*** THE DATA ***

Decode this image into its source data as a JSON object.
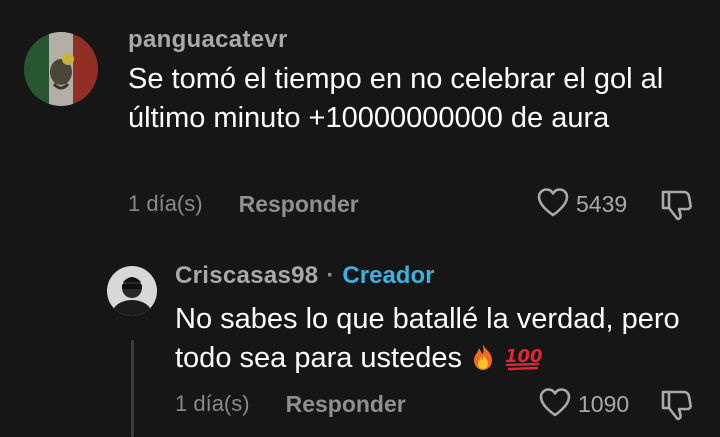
{
  "colors": {
    "background": "#161616",
    "username": "#a9a9a9",
    "body_text": "#ffffff",
    "meta_text": "#8a8a8a",
    "creator_badge": "#37b3e3",
    "thread_line": "#3c3c3c"
  },
  "comment": {
    "username": "panguacatevr",
    "text": "Se tomó el tiempo en no celebrar el gol al último minuto +10000000000 de aura",
    "time": "1 día(s)",
    "reply_label": "Responder",
    "like_count": "5439",
    "icons": {
      "avatar": "avatar-mexico-flag",
      "like": "heart-outline-icon",
      "dislike": "thumbs-down-icon"
    }
  },
  "reply": {
    "username": "Criscasas98",
    "separator": "·",
    "badge": "Creador",
    "text": "No sabes lo que batallé la verdad, pero todo sea para ustedes",
    "emojis": [
      "fire-emoji",
      "hundred-points-emoji"
    ],
    "time": "1 día(s)",
    "reply_label": "Responder",
    "like_count": "1090",
    "icons": {
      "avatar": "avatar-person-dark",
      "like": "heart-outline-icon",
      "dislike": "thumbs-down-icon"
    }
  }
}
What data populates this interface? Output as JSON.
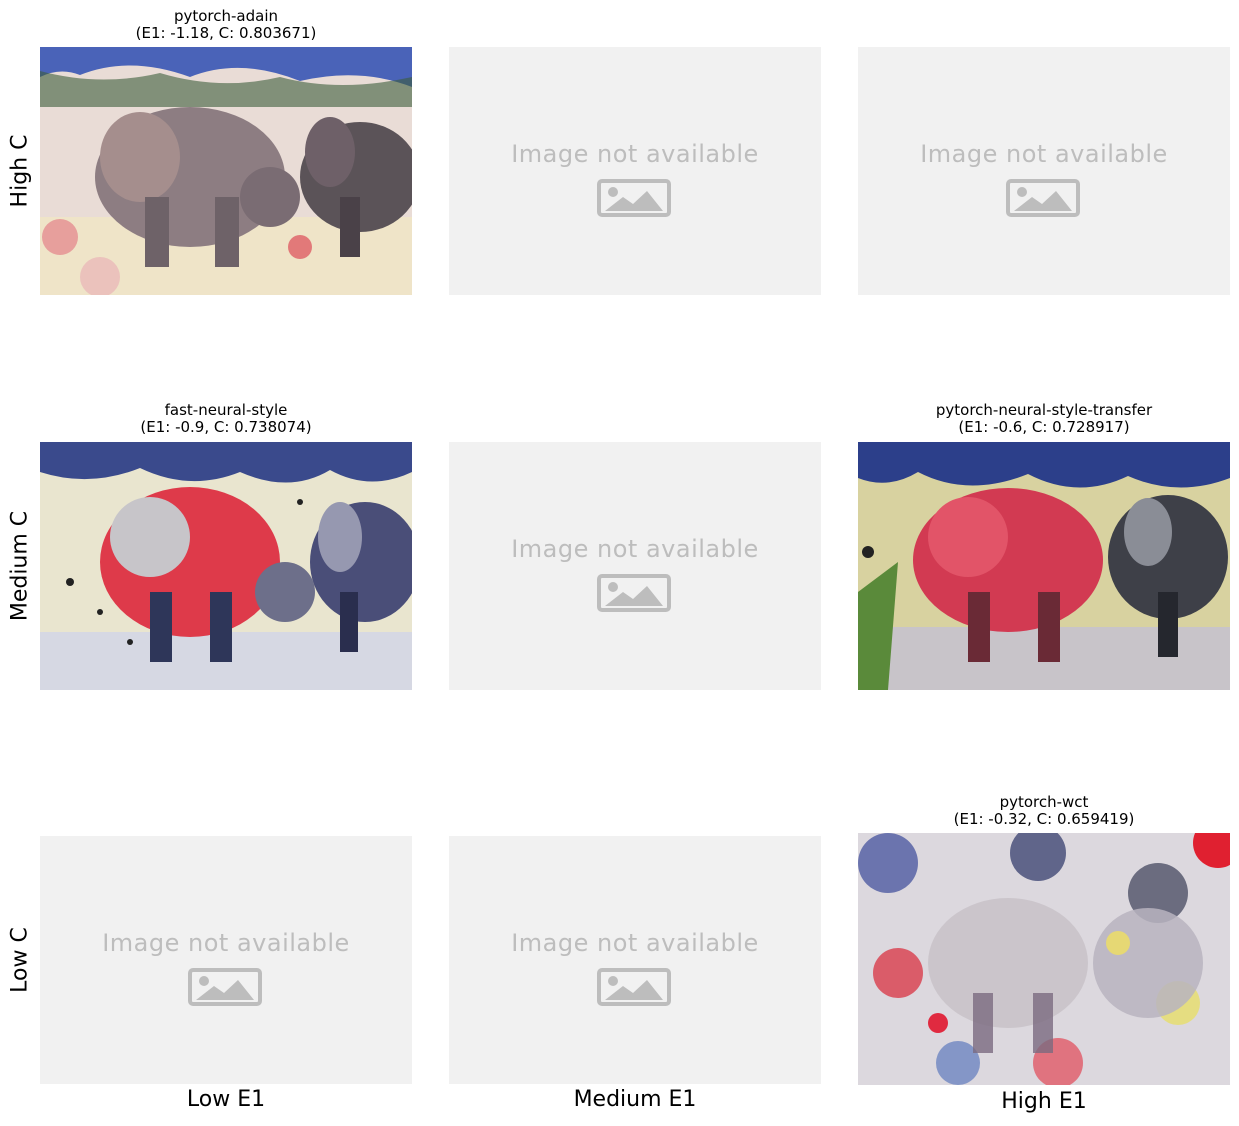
{
  "grid": {
    "row_labels": [
      "High C",
      "Medium C",
      "Low C"
    ],
    "col_labels": [
      "Low E1",
      "Medium E1",
      "High E1"
    ],
    "placeholder_text": "Image not available",
    "cells": {
      "r0c0": {
        "name": "pytorch-adain",
        "stats": "(E1: -1.18, C: 0.803671)"
      },
      "r1c0": {
        "name": "fast-neural-style",
        "stats": "(E1: -0.9, C: 0.738074)"
      },
      "r1c2": {
        "name": "pytorch-neural-style-transfer",
        "stats": "(E1: -0.6, C: 0.728917)"
      },
      "r2c2": {
        "name": "pytorch-wct",
        "stats": "(E1: -0.32, C: 0.659419)"
      }
    }
  },
  "colors": {
    "placeholder_bg": "#f1f1f1",
    "placeholder_fg": "#bdbdbd"
  }
}
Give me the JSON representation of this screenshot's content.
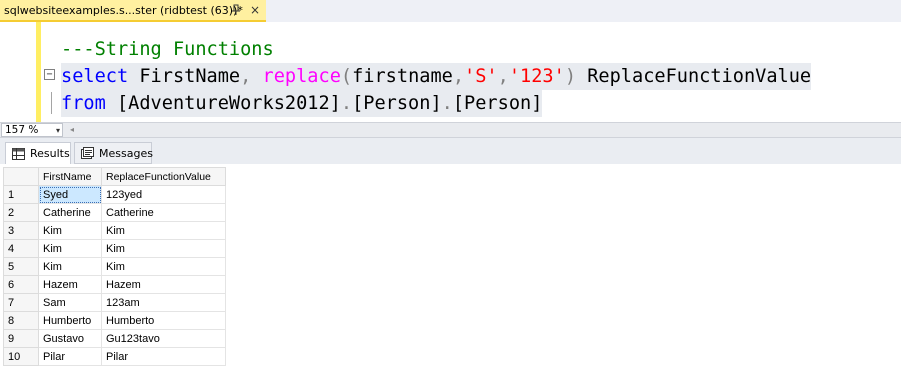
{
  "tab": {
    "title": "sqlwebsiteexamples.s...ster (ridbtest (63))*",
    "pin_icon": "pin-icon",
    "close_icon": "close-icon",
    "close_glyph": "×"
  },
  "editor": {
    "line1": {
      "comment": "---String Functions"
    },
    "line2": {
      "kw_select": "select",
      "col": " FirstName",
      "comma": ",",
      "fn": " replace",
      "paren_open": "(",
      "arg1": "firstname",
      "comma2": ",",
      "str1": "'S'",
      "comma3": ",",
      "str2": "'123'",
      "paren_close": ")",
      "alias": " ReplaceFunctionValue"
    },
    "line3": {
      "kw_from": "from",
      "db": " [AdventureWorks2012]",
      "dot1": ".",
      "schema": "[Person]",
      "dot2": ".",
      "table": "[Person]"
    },
    "fold_glyph": "−"
  },
  "zoom": {
    "value": "157 %",
    "arrow": "▾",
    "scroll_left": "◂"
  },
  "result_tabs": [
    {
      "label": "Results",
      "icon": "grid-icon"
    },
    {
      "label": "Messages",
      "icon": "messages-icon"
    }
  ],
  "grid": {
    "columns": [
      "FirstName",
      "ReplaceFunctionValue"
    ],
    "rows": [
      {
        "num": "1",
        "first": "Syed",
        "replaced": "123yed"
      },
      {
        "num": "2",
        "first": "Catherine",
        "replaced": "Catherine"
      },
      {
        "num": "3",
        "first": "Kim",
        "replaced": "Kim"
      },
      {
        "num": "4",
        "first": "Kim",
        "replaced": "Kim"
      },
      {
        "num": "5",
        "first": "Kim",
        "replaced": "Kim"
      },
      {
        "num": "6",
        "first": "Hazem",
        "replaced": "Hazem"
      },
      {
        "num": "7",
        "first": "Sam",
        "replaced": "123am"
      },
      {
        "num": "8",
        "first": "Humberto",
        "replaced": "Humberto"
      },
      {
        "num": "9",
        "first": "Gustavo",
        "replaced": "Gu123tavo"
      },
      {
        "num": "10",
        "first": "Pilar",
        "replaced": "Pilar"
      }
    ],
    "selected_color": "#cce8ff"
  },
  "colors": {
    "tab_active": "#fff0a0",
    "change_bar": "#ffee62",
    "keyword": "#0000ff",
    "function": "#ff00ff",
    "string": "#ff0000",
    "comment": "#008000"
  }
}
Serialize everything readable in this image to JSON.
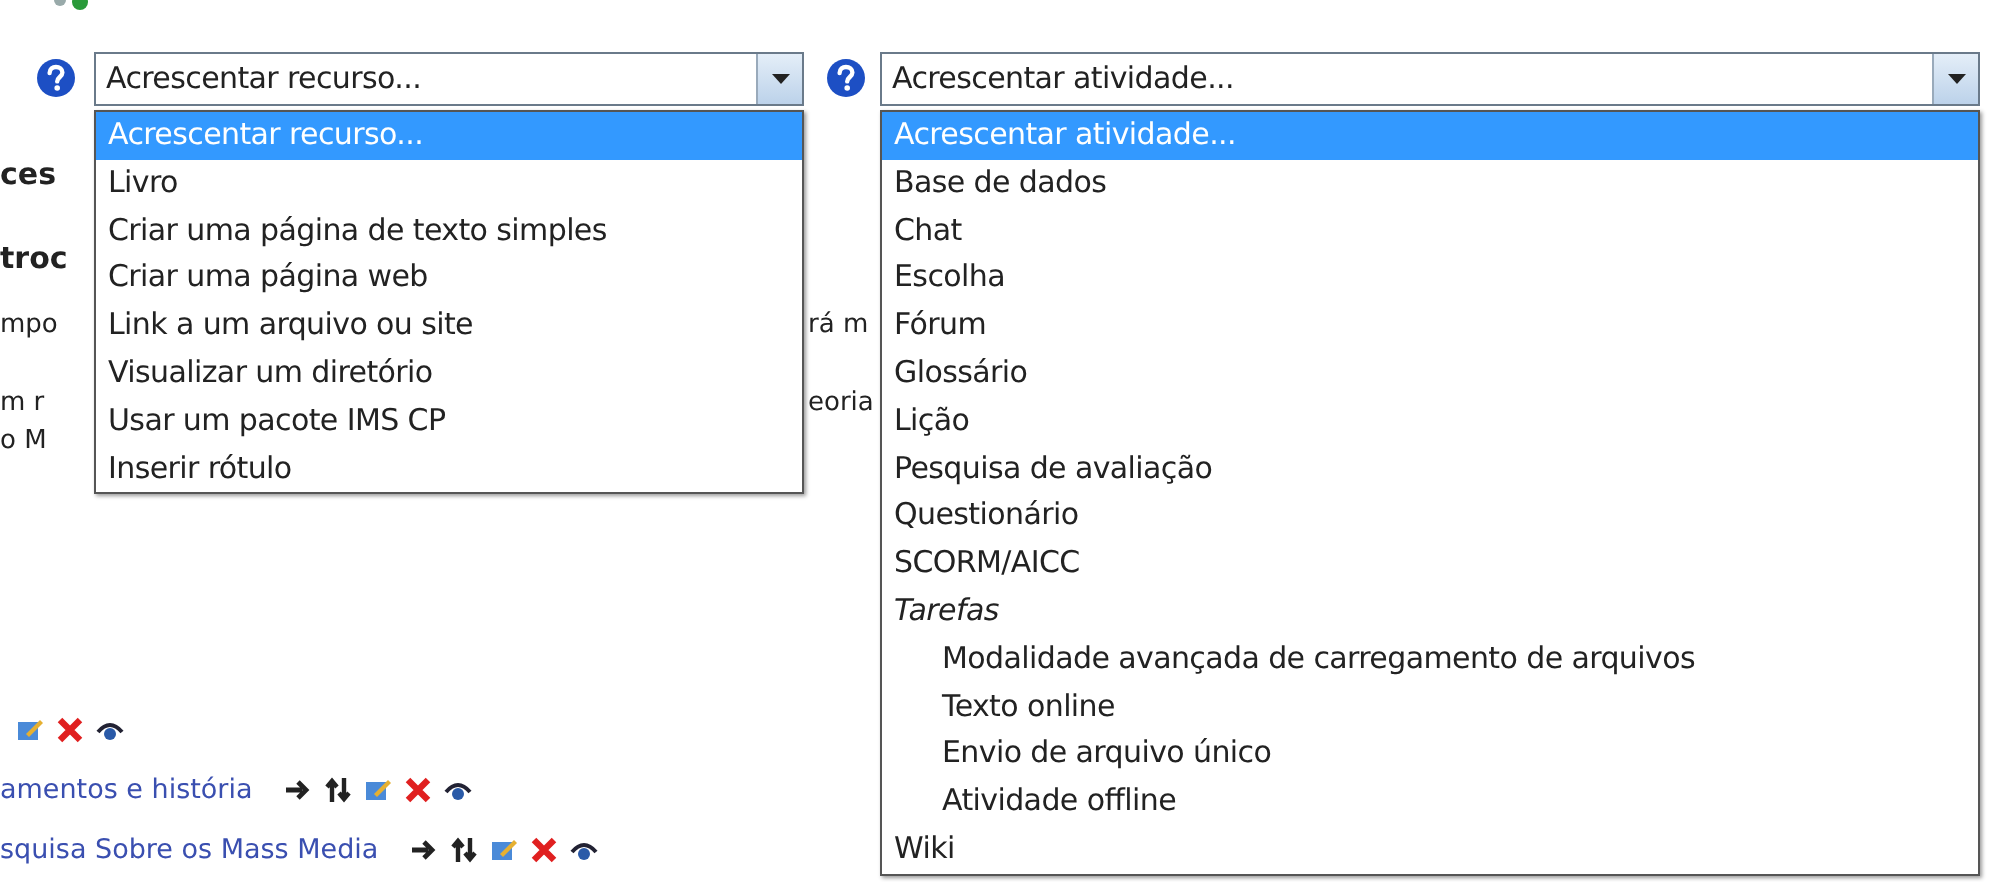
{
  "selects": [
    {
      "value": "Acrescentar recurso...",
      "options": [
        {
          "label": "Acrescentar recurso...",
          "kind": "option",
          "selected": true
        },
        {
          "label": "Livro",
          "kind": "option",
          "selected": false
        },
        {
          "label": "Criar uma página de texto simples",
          "kind": "option",
          "selected": false
        },
        {
          "label": "Criar uma página web",
          "kind": "option",
          "selected": false
        },
        {
          "label": "Link a um arquivo ou site",
          "kind": "option",
          "selected": false
        },
        {
          "label": "Visualizar um diretório",
          "kind": "option",
          "selected": false
        },
        {
          "label": "Usar um pacote IMS CP",
          "kind": "option",
          "selected": false
        },
        {
          "label": "Inserir rótulo",
          "kind": "option",
          "selected": false
        }
      ]
    },
    {
      "value": "Acrescentar atividade...",
      "options": [
        {
          "label": "Acrescentar atividade...",
          "kind": "option",
          "selected": true
        },
        {
          "label": "Base de dados",
          "kind": "option",
          "selected": false
        },
        {
          "label": "Chat",
          "kind": "option",
          "selected": false
        },
        {
          "label": "Escolha",
          "kind": "option",
          "selected": false
        },
        {
          "label": "Fórum",
          "kind": "option",
          "selected": false
        },
        {
          "label": "Glossário",
          "kind": "option",
          "selected": false
        },
        {
          "label": "Lição",
          "kind": "option",
          "selected": false
        },
        {
          "label": "Pesquisa de avaliação",
          "kind": "option",
          "selected": false
        },
        {
          "label": "Questionário",
          "kind": "option",
          "selected": false
        },
        {
          "label": "SCORM/AICC",
          "kind": "option",
          "selected": false
        },
        {
          "label": "Tarefas",
          "kind": "group",
          "selected": false,
          "children": [
            {
              "label": "Modalidade avançada de carregamento de arquivos",
              "selected": false
            },
            {
              "label": "Texto online",
              "selected": false
            },
            {
              "label": "Envio de arquivo único",
              "selected": false
            },
            {
              "label": "Atividade offline",
              "selected": false
            }
          ]
        },
        {
          "label": "Wiki",
          "kind": "option",
          "selected": false
        }
      ]
    }
  ],
  "page_behind": {
    "lines": [
      {
        "left": "ces",
        "kind": "heading"
      },
      {
        "left": "troc",
        "kind": "heading"
      },
      {
        "left": "mpo",
        "right": "rá m",
        "kind": "text"
      },
      {
        "left": "m r",
        "right": "eoria",
        "kind": "text"
      },
      {
        "left": "o M",
        "kind": "text"
      }
    ],
    "activities": [
      {
        "kind": "partial"
      },
      {
        "kind": "full",
        "title": "amentos e história"
      },
      {
        "kind": "full",
        "title": "squisa Sobre os Mass Media"
      }
    ]
  }
}
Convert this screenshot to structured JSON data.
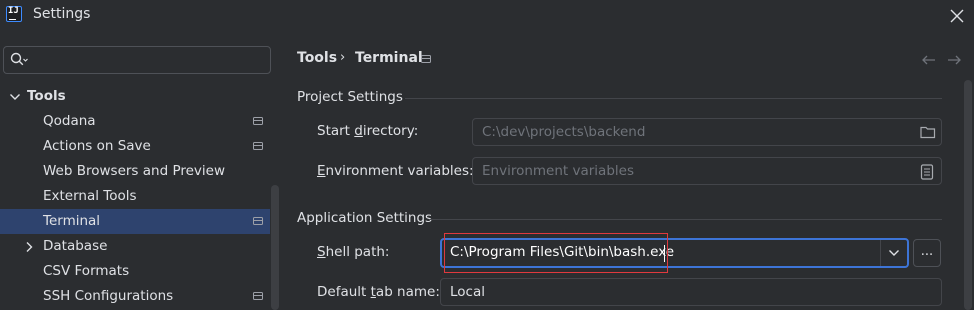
{
  "window": {
    "title": "Settings"
  },
  "sidebar": {
    "search_placeholder": "",
    "group": "Tools",
    "items": [
      {
        "label": "Qodana",
        "modified": true,
        "selected": false,
        "expandable": false
      },
      {
        "label": "Actions on Save",
        "modified": true,
        "selected": false,
        "expandable": false
      },
      {
        "label": "Web Browsers and Preview",
        "modified": false,
        "selected": false,
        "expandable": false
      },
      {
        "label": "External Tools",
        "modified": false,
        "selected": false,
        "expandable": false
      },
      {
        "label": "Terminal",
        "modified": true,
        "selected": true,
        "expandable": false
      },
      {
        "label": "Database",
        "modified": false,
        "selected": false,
        "expandable": true
      },
      {
        "label": "CSV Formats",
        "modified": false,
        "selected": false,
        "expandable": false
      },
      {
        "label": "SSH Configurations",
        "modified": true,
        "selected": false,
        "expandable": false
      }
    ]
  },
  "breadcrumb": {
    "parent": "Tools",
    "separator": "›",
    "current": "Terminal"
  },
  "project_settings": {
    "title": "Project Settings",
    "start_dir": {
      "label_pre": "Start ",
      "label_mnemonic": "d",
      "label_post": "irectory:",
      "value": "C:\\dev\\projects\\backend"
    },
    "env_vars": {
      "label_pre": "",
      "label_mnemonic": "E",
      "label_post": "nvironment variables:",
      "placeholder": "Environment variables"
    }
  },
  "app_settings": {
    "title": "Application Settings",
    "shell_path": {
      "label_pre": "",
      "label_mnemonic": "S",
      "label_post": "hell path:",
      "value": "C:\\Program Files\\Git\\bin\\bash.exe"
    },
    "default_tab": {
      "label_pre": "Default ",
      "label_mnemonic": "t",
      "label_post": "ab name:",
      "value": "Local"
    },
    "browse_label": "..."
  },
  "colors": {
    "accent": "#3d74d6",
    "selection": "#2e436e",
    "highlight_box": "#e0393e"
  }
}
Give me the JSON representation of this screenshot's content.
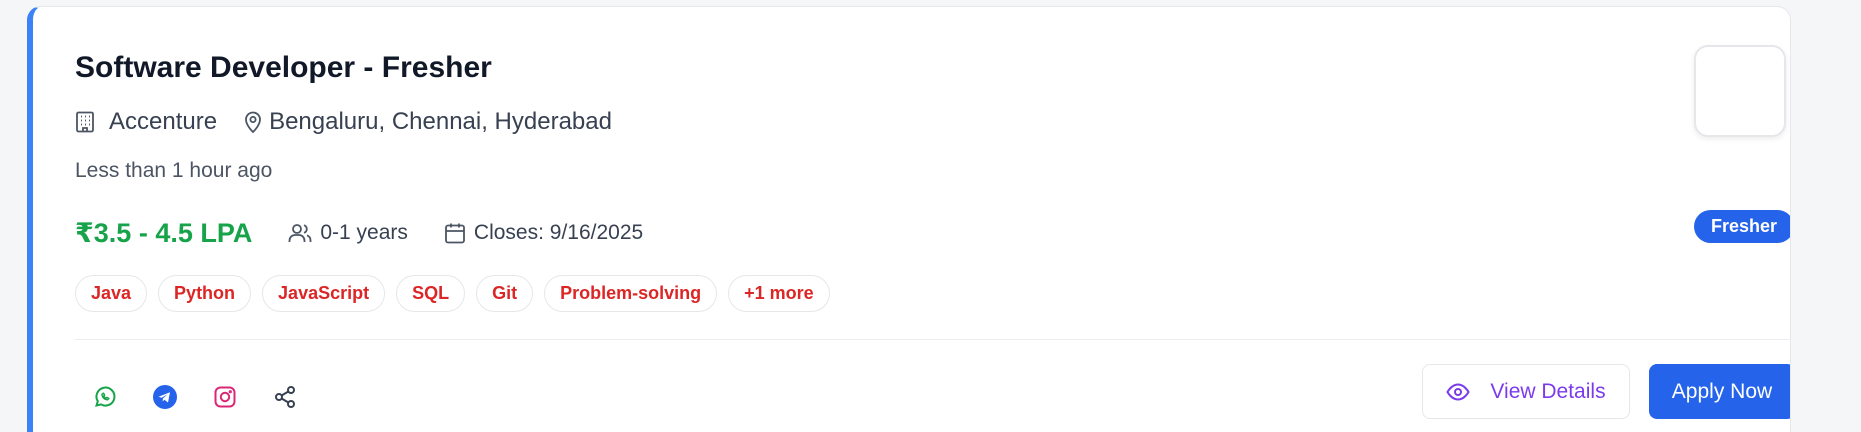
{
  "job": {
    "title": "Software Developer - Fresher",
    "company": "Accenture",
    "locations": "Bengaluru, Chennai, Hyderabad",
    "posted": "Less than 1 hour ago",
    "salary": "₹3.5 - 4.5 LPA",
    "experience": "0-1 years",
    "closes": "Closes: 9/16/2025",
    "level_badge": "Fresher",
    "skills": [
      "Java",
      "Python",
      "JavaScript",
      "SQL",
      "Git",
      "Problem-solving",
      "+1 more"
    ]
  },
  "actions": {
    "view_details": "View Details",
    "apply_now": "Apply Now"
  },
  "share": [
    {
      "name": "whatsapp-icon",
      "color": "#16a34a"
    },
    {
      "name": "telegram-icon",
      "color": "#2563eb"
    },
    {
      "name": "instagram-icon",
      "color": "#db2777"
    },
    {
      "name": "share-icon",
      "color": "#374151"
    }
  ],
  "colors": {
    "accent": "#3b82f6",
    "salary": "#16a34a",
    "tag_text": "#dc2626",
    "primary_button": "#2563eb",
    "view_details": "#7c3aed"
  }
}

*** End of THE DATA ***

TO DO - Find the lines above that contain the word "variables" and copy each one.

WRITTEN REPLY -
      "label_post": "nvironment variables:",
      "placeholder": "Environment variables"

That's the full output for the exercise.